A cave transformed by the Carthaginians into a major sanctuary where numerous ceramic items have been found
Occupied since the Bronze Age, this cave was turned into a sanctuary by the Carthaginians (5th-2nd century BCE). It was divided into several areas, and was used to worship the goddess Tanit. This space was discovered in 1907 by the Sociedad Arqueológica Ebusitana. Among the materials found are several hundred complete terracotta figures and 1000 fragments of other pieces. It is listed as a Bien de Interés Cultural.
The first period of the sanctuary corresponds to the 5th to 4th centuries BC. From this time we have a find that is spectacular because of the information it provides us: a bronze plaque with the inscription “This sanctuary has been dedicated to Sir Reseph-Melkart, by 'S'DR, son of Ya'asay, son of BRGS, son of Esmunilles". This inscription has enabled us to deduce that the site was a place of worship for the gods that had been the object of a syncretism and later conflated into a single god: Reseph, the god of flame and light, and Melkart, the god of vegetation and sailing, urban king and leader of the colonisers of Tir.

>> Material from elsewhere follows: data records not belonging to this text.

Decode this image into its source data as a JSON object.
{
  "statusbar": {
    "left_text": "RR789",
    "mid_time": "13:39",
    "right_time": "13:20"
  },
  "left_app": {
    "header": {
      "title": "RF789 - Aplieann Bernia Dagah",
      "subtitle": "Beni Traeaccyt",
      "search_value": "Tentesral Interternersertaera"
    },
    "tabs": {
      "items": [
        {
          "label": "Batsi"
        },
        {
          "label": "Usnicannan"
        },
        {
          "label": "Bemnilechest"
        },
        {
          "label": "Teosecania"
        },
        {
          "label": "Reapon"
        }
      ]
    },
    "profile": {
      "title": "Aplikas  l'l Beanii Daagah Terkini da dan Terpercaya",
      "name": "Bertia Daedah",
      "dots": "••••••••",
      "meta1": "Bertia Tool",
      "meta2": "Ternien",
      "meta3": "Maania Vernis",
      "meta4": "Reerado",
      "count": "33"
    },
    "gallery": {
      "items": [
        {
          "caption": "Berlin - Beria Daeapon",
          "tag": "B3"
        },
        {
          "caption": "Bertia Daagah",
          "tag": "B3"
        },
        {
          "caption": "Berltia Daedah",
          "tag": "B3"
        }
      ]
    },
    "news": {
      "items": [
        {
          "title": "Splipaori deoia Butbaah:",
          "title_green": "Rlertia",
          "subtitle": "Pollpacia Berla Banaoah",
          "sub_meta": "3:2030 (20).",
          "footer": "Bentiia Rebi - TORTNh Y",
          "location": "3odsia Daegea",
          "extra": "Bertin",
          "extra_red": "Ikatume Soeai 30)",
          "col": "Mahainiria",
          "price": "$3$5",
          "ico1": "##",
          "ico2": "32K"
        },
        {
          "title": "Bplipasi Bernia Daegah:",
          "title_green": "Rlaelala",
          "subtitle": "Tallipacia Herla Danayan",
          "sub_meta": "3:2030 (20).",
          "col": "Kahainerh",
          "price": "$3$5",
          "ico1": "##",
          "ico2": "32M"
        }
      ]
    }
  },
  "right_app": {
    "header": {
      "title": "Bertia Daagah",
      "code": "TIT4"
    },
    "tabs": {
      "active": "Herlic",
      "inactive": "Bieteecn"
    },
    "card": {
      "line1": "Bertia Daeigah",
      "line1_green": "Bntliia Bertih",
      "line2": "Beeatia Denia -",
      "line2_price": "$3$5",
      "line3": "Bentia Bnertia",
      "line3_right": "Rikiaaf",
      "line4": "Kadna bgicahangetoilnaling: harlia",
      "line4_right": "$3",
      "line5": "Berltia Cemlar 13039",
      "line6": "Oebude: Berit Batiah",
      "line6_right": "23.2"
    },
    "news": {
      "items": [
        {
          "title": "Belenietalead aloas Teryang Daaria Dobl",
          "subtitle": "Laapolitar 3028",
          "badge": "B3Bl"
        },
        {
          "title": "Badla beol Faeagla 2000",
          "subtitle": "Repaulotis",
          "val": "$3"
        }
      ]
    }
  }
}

The second period ranges from the last decades of the 3rd century BC until the first two-thirds of the 2nd century BC. This period would show the most activity and would be the religious zenith of the site. From this phase comes the second inscription on the plaque mentioned above, this one on the back side of the previous inscription reading “'Abdeshmun, hijo d'Azarba'al, the priest for Our Lady, has made and dedicated and repaired this cut stone wall for Tanit the powerful and for her Gad. The architect was the same, commissioned by him.” The text indicates a shift in worship and the fact that the temple was now dedicated to the goddess of fertility, Tanit.
From this last period we have a multitude of figurines, most of them bell-shaped, representing this female deity, which shows that some Punic sanctuaries, such as the one at Culleram, had auxiliary industries producing terracotta figures which at that time were sold at the sanctuaries as offerings for the faithful to leave for the deities. From 120 BC until the change of era, the sanctuary went into a decline that would culminate in its utter abandonment.